Hot-tempered Turks have always been up for a verbal battle - and ready to resort to force in the face of an insult. Perhaps the funniest - and one of the most controversial - of these insults to the Ottomans is the so-called Zaporozhian Cossacks’ letter to Sultan Mehmed IV - Mehmed the Hunter- known more through the works of artists than historians. It is not part of the Ottoman archives and its authenticity is questionable. Allegedly composed by Ivan Sirko, the Ukrainian-Cossack military leader in 1676, the letter mimicked the style of the Ottoman rulers who refer to themselves as “the son of Muhammad; brother of the Sun and Moon; grandson and viceroy of God; ruler of the kingdoms of Macedonia, Babylon, Jerusalem, Upper and Lower Egypt; emperor of emperors; sovereign of sovereigns; extraordinary knight, never defeated.”
“O sultan...secretary to Lucifer himself. Thou Babylonian scullion, Macedonian wheelwright, brewer of Jerusalem, goat-fucker of Alexandria, swineherd of Greater and Lesser Egypt, pig of Armenia... screw thine own mother!” read Sirko’s letter, competing with many dirty limericks of today - including the one Boris Johnson composed for Turkish President Recep Tayyip Erdoğan, again using the imagery of a goat. Whether real or a parody written by Polish ruling classes, the letter has also spurred a well-known 19th-century painting by Ukrainian artist Ilya Repin, a poem by French poet Guillaume Apollinaire, a song by Leo Ferre, and a film. Rumor had it that Stalin knew it by heart and recited it occasionally.
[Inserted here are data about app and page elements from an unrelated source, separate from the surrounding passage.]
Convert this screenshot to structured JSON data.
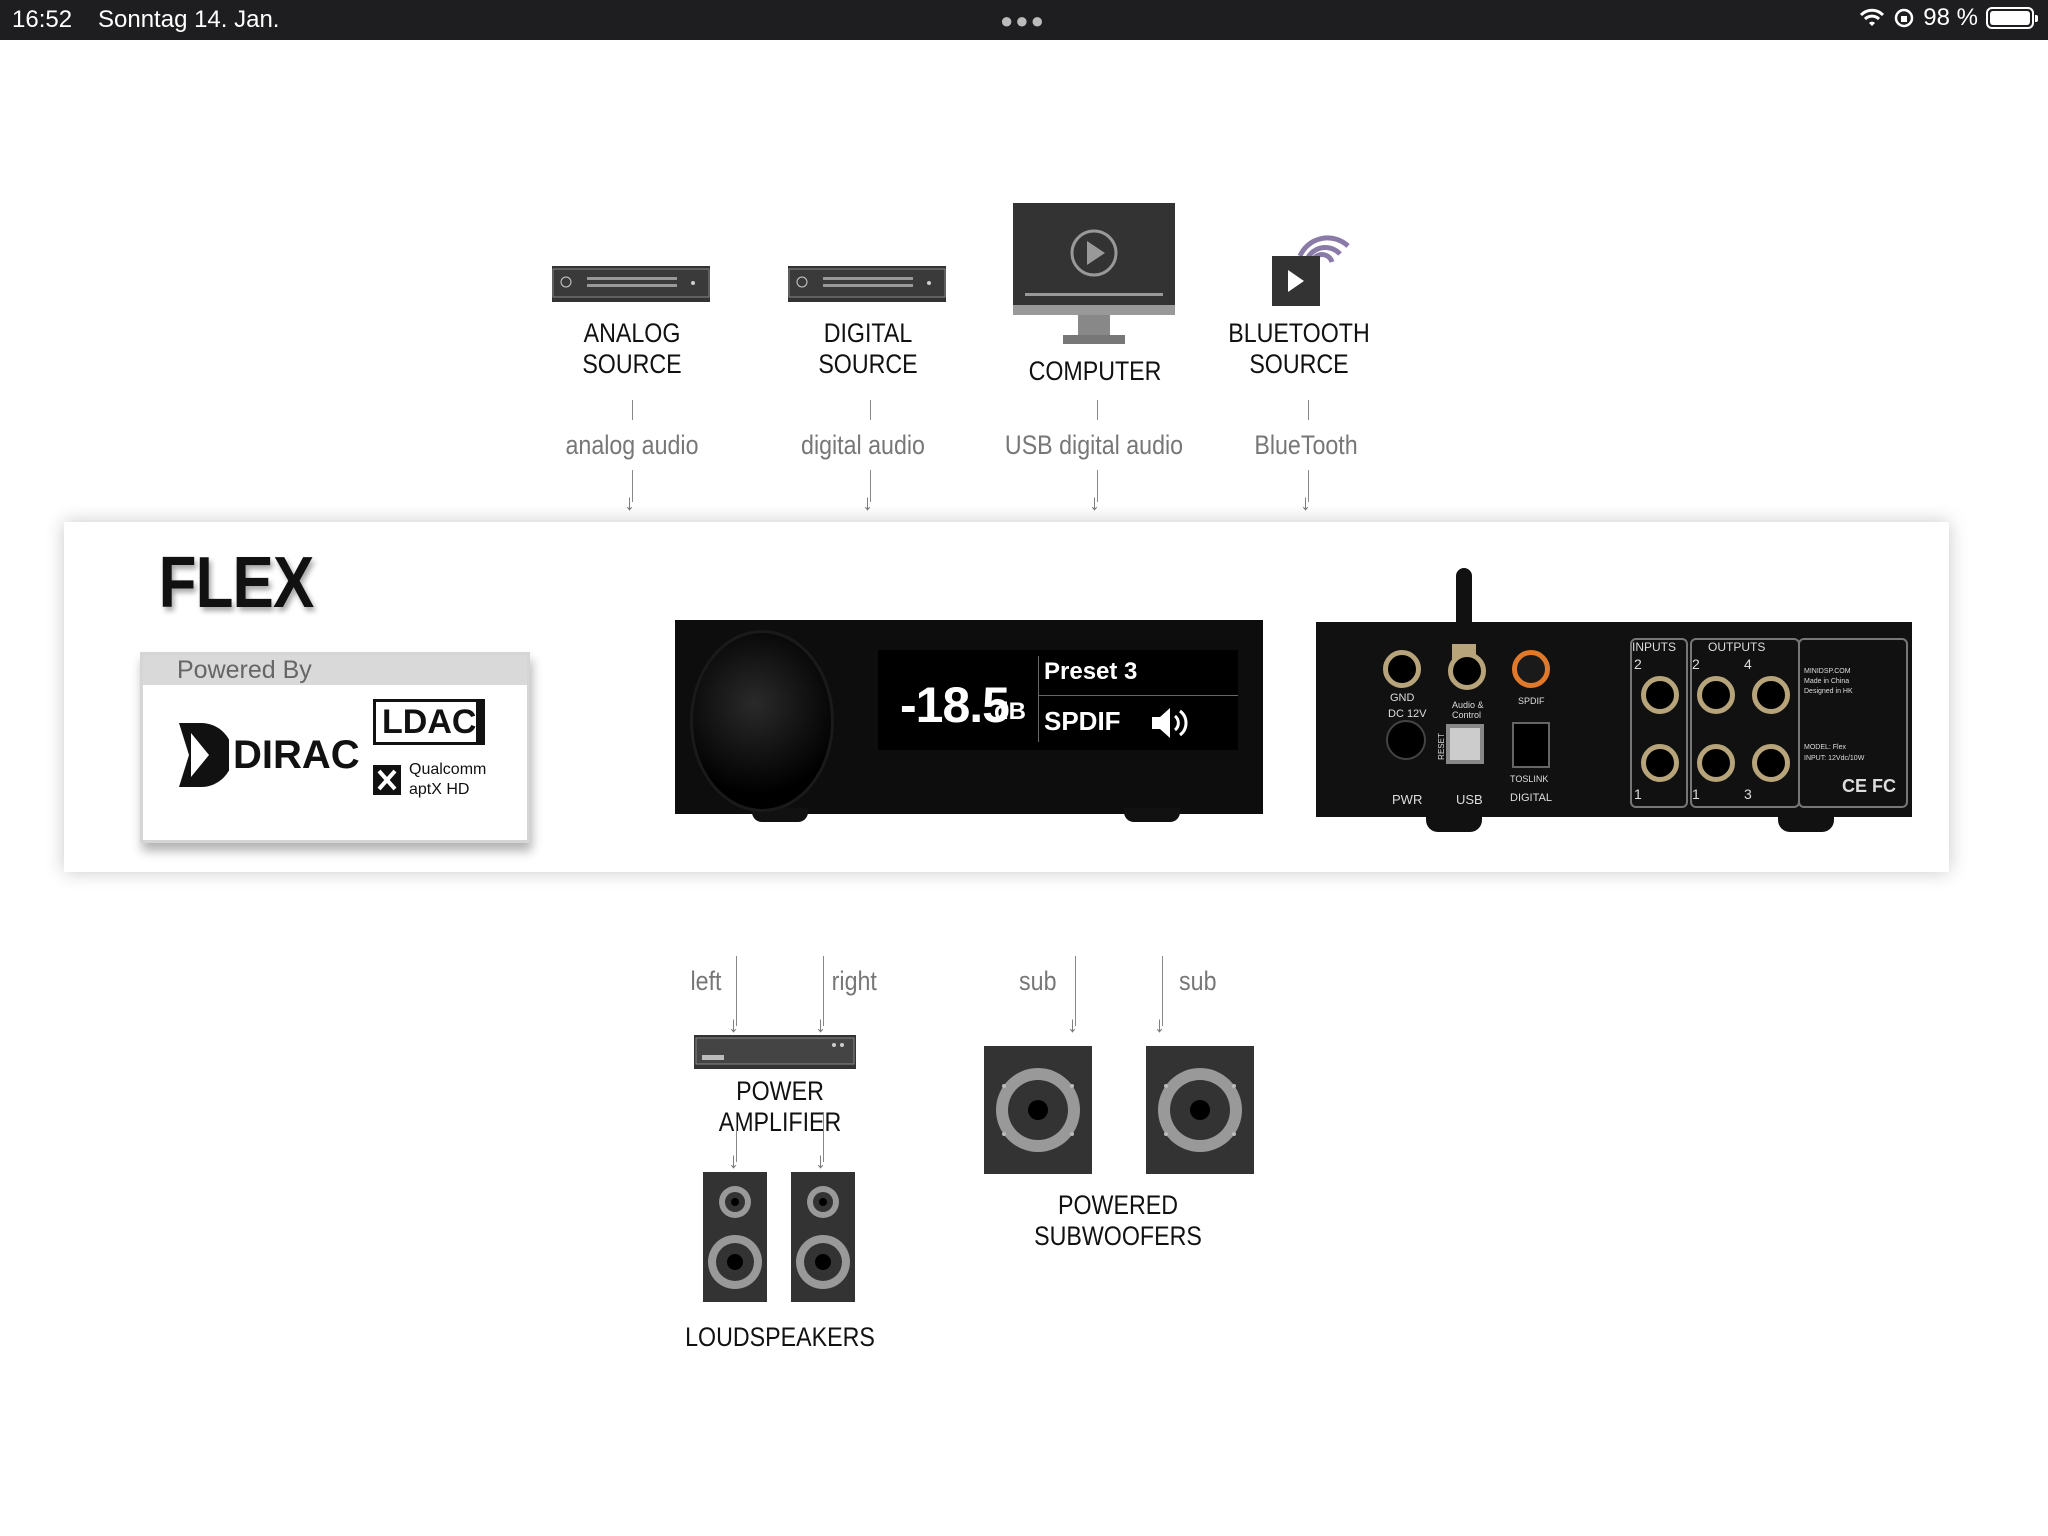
{
  "status_bar": {
    "time": "16:52",
    "date": "Sonntag 14. Jan.",
    "battery": "98 %",
    "battery_level": 0.98
  },
  "sources": [
    {
      "label_line1": "ANALOG",
      "label_line2": "SOURCE",
      "flow": "analog audio",
      "icon": "analog-source-icon"
    },
    {
      "label_line1": "DIGITAL",
      "label_line2": "SOURCE",
      "flow": "digital audio",
      "icon": "digital-source-icon"
    },
    {
      "label_line1": "COMPUTER",
      "label_line2": "",
      "flow": "USB digital audio",
      "icon": "computer-icon"
    },
    {
      "label_line1": "BLUETOOTH",
      "label_line2": "SOURCE",
      "flow": "BlueTooth",
      "icon": "bluetooth-source-icon"
    }
  ],
  "device": {
    "title": "FLEX",
    "powered_by": "Powered By",
    "brand_dirac": "DIRAC",
    "brand_ldac": "LDAC",
    "brand_qualcomm": "Qualcomm",
    "brand_aptx": "aptX HD",
    "display": {
      "volume": "-18.5",
      "unit": "dB",
      "preset": "Preset 3",
      "input": "SPDIF"
    },
    "back_labels": {
      "gnd": "GND",
      "dc": "DC 12V",
      "pwr": "PWR",
      "audio": "Audio &",
      "control": "Control",
      "usb": "USB",
      "spdif": "SPDIF",
      "toslink": "TOSLINK",
      "digital": "DIGITAL",
      "reset": "RESET",
      "inputs": "INPUTS",
      "outputs": "OUTPUTS",
      "in2": "2",
      "in1": "1",
      "out2": "2",
      "out4": "4",
      "out1": "1",
      "out3": "3",
      "model": "MODEL: Flex",
      "input_rating": "INPUT: 12Vdc/10W",
      "site": "MINIDSP.COM",
      "made": "Made in China",
      "designed": "Designed in HK",
      "cert": "CE FC"
    }
  },
  "outputs": {
    "left": "left",
    "right": "right",
    "sub1": "sub",
    "sub2": "sub",
    "amplifier": "POWER AMPLIFIER",
    "loudspeakers": "LOUDSPEAKERS",
    "subwoofers_line1": "POWERED",
    "subwoofers_line2": "SUBWOOFERS"
  },
  "colors": {
    "status_bar": "#1e1e20",
    "bluetooth_waves": "#8a7aa8",
    "gold_jack": "#b8a47a",
    "spdif_jack": "#e07a2a"
  }
}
More on written insults. Selim I, known as Selim the Grim, sent a series of belligerent letters to Ismail Shah, the founder of the Safavid dynasty in Iran before he beat him at the battle of Chaldiran in 1514. Exasperated that the Shah would not face him on the battlefield, he urged him to fight like a man or “exchange his helmet with a veil and his armor with a chador.” How’s that in comparison to the infamous letter Donald Trump sent to Erdoğan, which is, to my amateur eye, is rather like the pot accusing the kettle of playing with fire?
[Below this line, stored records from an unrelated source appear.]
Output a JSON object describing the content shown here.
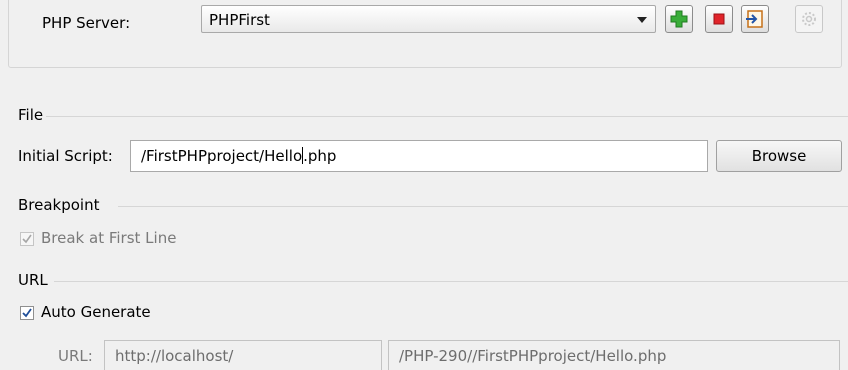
{
  "server": {
    "label": "PHP Server:",
    "selected": "PHPFirst",
    "buttons": [
      "add-icon",
      "stop-icon",
      "import-icon",
      "settings-icon"
    ]
  },
  "file": {
    "title": "File",
    "label": "Initial Script:",
    "value_before_caret": "/FirstPHPproject/Hello",
    "value_after_caret": ".php",
    "browse": "Browse"
  },
  "breakpoint": {
    "title": "Breakpoint",
    "checkbox_label": "Break at First Line",
    "checked": true,
    "enabled": false
  },
  "url": {
    "title": "URL",
    "auto_label": "Auto Generate",
    "auto_checked": true,
    "url_label": "URL:",
    "base": "http://localhost/",
    "path": "/PHP-290//FirstPHPproject/Hello.php"
  },
  "colors": {
    "add_green": "#2e9a2e",
    "stop_red": "#e0242a",
    "import_orange": "#d27a1c",
    "check_blue": "#1f4e99"
  }
}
When it comes to namecalling, it is impossible not to remember the description of Egemen Bağış, then Turkey’s chief negotiator to the EU, of Avignon Liebermann, then Israeli foreign minister who made headlines for flushing the toilet whilst giving a radio interview. Bağış, who combined mischievous Turkish humor with the ribald witticism of his native New York where he was a translator and lobbyist early in his life, said, “Liebermann has to forget his days as a nightclub bouncer in Moldova and transition into a statesman.” The reply did not come from Israel but from a Turkish journalist: “Minister Bağış should be able to understand that losers with poor careers often fail to make the transition into the role of decent politicians.” Mr. Bağış currently heads Turkey’s diplomatic mission in Prague, a city where ribald humor is much appreciated, with the “Urinating Men” statues of provocative artist David Cerny to prove it!
Let us finish with two diplomatic anecdotes on Winston Churchill, one of which is narrated by a former ambassador of Turkey to the Czech Republic and, like eloquent Stevenson, a true egghead.
“An empty taxi drove up to 10 Downing Street,” Winston Churchill quipped about the man who defeated him for prime minister in 1946, “and out of it stepped Clement Attlee.”
The second is the exchange between Bernard Shaw, playwright and critic, and Churchill. Shaw wrote to Churchill, “Am reserving two tickets for you for my premiere. Come and bring a friend—if you have one.” Churchill replied: “Impossible to be present for the first performance. Will attend the second—if there is one.”
Ah, the delights of needling a man of power, with no consequences of court or jail!